Recovery is possible after delayed muscle soreness post-workout
The weather is finally improving, and you decide to push that run as you enjoy the weather. And you push it a little farther than maybe you should have... you feel great, until the next morning when you can barely move! It is a common feeling when you try a new activity, push your limits an increase the effort, or increase the intensity. It usually comes on 8-12 hours after an adticity, and can last anywhere from 24 hours to 3 days. Anything longer than that, or any debilitating pain or darkness of the urine can indicate a medical issue that is not just soreness and you should contact your doctor immediately. Muscle stiffness may be the only symptom you feel, or you may feel decreased range of motion, slight swelling, or even pain. It is a result of microtrauma, or muscle fibers minutely breaking down, during an activity, only to be built up stronger and larger. This allows you to return to that activity and then it may not feel as difficult, as your body remembers. But how do we get rid of this feeling? There are a few things you can do:

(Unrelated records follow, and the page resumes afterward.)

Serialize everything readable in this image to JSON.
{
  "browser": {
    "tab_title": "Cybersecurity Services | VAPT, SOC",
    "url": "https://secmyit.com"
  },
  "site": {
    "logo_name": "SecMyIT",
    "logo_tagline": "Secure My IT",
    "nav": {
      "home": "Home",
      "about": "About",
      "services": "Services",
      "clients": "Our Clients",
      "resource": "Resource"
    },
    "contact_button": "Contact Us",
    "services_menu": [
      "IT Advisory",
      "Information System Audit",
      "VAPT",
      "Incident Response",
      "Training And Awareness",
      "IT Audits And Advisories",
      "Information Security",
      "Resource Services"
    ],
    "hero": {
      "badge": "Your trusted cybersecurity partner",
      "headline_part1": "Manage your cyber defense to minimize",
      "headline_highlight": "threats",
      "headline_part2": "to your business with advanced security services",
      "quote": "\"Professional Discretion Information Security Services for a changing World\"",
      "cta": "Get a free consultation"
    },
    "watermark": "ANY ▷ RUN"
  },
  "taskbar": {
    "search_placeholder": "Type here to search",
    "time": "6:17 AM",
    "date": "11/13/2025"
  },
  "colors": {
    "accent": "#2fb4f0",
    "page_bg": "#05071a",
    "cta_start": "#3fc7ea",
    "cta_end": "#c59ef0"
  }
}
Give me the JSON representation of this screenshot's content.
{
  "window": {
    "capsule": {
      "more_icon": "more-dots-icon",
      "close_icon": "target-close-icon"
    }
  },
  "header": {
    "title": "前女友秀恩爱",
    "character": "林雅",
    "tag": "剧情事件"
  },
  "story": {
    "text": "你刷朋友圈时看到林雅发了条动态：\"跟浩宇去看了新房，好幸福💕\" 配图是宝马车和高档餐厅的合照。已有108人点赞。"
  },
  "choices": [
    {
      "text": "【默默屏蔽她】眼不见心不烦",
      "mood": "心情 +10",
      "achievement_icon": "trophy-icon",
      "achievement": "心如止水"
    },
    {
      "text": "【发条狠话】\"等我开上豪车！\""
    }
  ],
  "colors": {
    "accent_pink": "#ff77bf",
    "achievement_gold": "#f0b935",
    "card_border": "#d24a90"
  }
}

-Foam roll the area. Foam rollers, if you are not familiar with them, are long tube shaped peices of hard foam no longer than a few feet. When you roll them along the sore muscle, it compresses and releases that muscle, increasing the blood flow with pressure and release. There are specific foam rolls for different muscles of the body.
-Massage. There is evidence that massage actually blocks inflammation and increases the release of mitochondria by the cells, which turn glucose into energy and help with the repair of the building blocks of muscles.
-Stretching. Slow movements to increase the range of motion in a sore area will allow the muscles to slowly increase movement during recovery and improve muscle memory. For stretches, click here. For wall stretches to stretch out the achilles tendon and your heel, click here.
-Soaking your body in Epsom salts. How does that help? Epsom salts containg magnesium, which when absorbed by the body, help with flushing lactic acid build up which in turn can help sore muscles.
-Alternate cold and hot. The warm compress or warm water will increase the blood flow to the sore area, while the cold water or ice will in turn decrease the inflammation.
In the end, the fear of muscle soreness should not cause you to avoid trying that new work out because after all, we all want to "stress" our muscles in a good way. In that way, you know you are making gains and can feel it. If you have any problems with your feet and ankles in the course of your exercise, or even have questions regarding your feet, give our office a call.